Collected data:
──────────
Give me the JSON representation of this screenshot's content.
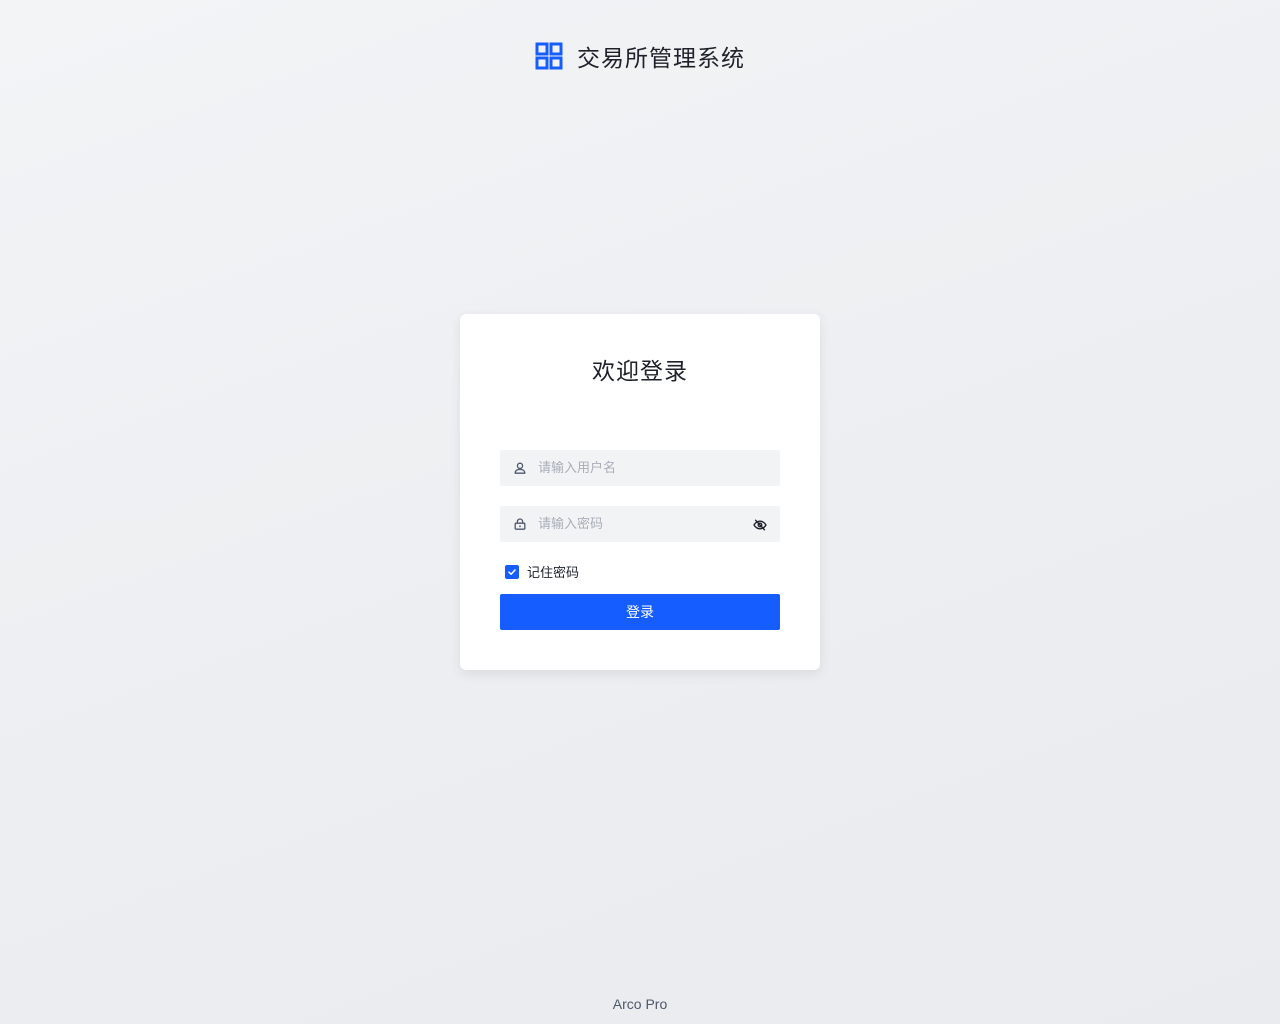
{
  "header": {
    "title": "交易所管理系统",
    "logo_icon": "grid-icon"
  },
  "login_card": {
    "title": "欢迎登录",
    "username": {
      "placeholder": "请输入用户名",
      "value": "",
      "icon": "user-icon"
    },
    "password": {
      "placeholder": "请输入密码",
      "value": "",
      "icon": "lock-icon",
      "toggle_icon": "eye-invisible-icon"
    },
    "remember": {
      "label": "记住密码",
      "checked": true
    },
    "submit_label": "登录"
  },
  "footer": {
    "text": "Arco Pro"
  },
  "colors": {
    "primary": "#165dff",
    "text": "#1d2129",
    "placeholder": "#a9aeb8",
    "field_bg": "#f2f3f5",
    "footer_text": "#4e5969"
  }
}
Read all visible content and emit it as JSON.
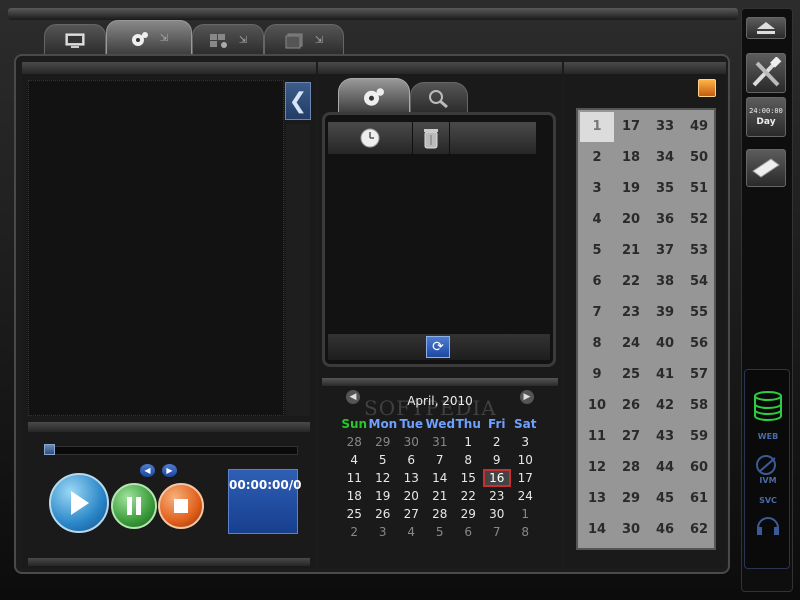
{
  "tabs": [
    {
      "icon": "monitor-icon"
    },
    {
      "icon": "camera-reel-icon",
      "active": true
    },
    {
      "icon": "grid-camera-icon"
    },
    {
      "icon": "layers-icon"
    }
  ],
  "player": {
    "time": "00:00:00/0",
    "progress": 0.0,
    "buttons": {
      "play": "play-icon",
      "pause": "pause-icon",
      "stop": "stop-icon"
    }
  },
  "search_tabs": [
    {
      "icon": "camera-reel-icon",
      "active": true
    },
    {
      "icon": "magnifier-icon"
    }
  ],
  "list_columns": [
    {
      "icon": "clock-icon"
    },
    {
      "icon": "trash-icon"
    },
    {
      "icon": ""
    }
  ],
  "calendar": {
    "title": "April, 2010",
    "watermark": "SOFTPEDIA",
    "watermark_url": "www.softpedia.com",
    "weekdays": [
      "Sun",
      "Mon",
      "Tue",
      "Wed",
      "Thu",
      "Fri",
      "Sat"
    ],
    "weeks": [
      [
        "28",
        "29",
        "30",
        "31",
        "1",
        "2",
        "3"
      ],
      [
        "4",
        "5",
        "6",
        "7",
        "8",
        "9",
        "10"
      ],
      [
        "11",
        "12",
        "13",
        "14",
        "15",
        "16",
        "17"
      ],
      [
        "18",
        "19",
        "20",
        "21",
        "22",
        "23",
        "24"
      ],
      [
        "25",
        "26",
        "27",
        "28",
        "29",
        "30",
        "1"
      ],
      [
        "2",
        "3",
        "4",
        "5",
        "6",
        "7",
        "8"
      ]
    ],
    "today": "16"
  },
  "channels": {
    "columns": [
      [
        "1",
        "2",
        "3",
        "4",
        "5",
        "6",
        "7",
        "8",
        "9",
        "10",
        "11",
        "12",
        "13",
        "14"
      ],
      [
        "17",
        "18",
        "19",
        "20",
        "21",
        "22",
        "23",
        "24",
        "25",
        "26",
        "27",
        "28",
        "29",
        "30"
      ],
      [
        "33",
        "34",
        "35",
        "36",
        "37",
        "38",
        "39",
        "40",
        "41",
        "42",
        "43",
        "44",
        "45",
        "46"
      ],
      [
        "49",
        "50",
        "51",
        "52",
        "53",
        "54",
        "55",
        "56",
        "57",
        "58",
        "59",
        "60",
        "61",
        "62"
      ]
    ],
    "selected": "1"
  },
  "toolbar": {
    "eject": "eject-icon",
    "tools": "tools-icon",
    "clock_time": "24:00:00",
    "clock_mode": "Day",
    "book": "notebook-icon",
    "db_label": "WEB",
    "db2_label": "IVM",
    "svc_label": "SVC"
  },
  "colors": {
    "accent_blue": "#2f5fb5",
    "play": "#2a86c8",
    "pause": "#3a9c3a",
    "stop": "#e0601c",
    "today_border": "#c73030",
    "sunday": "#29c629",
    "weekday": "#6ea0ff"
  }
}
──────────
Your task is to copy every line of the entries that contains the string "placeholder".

      "placeholder": "请输入用户名",
      "placeholder": "请输入密码",
    "placeholder": "#a9aeb8",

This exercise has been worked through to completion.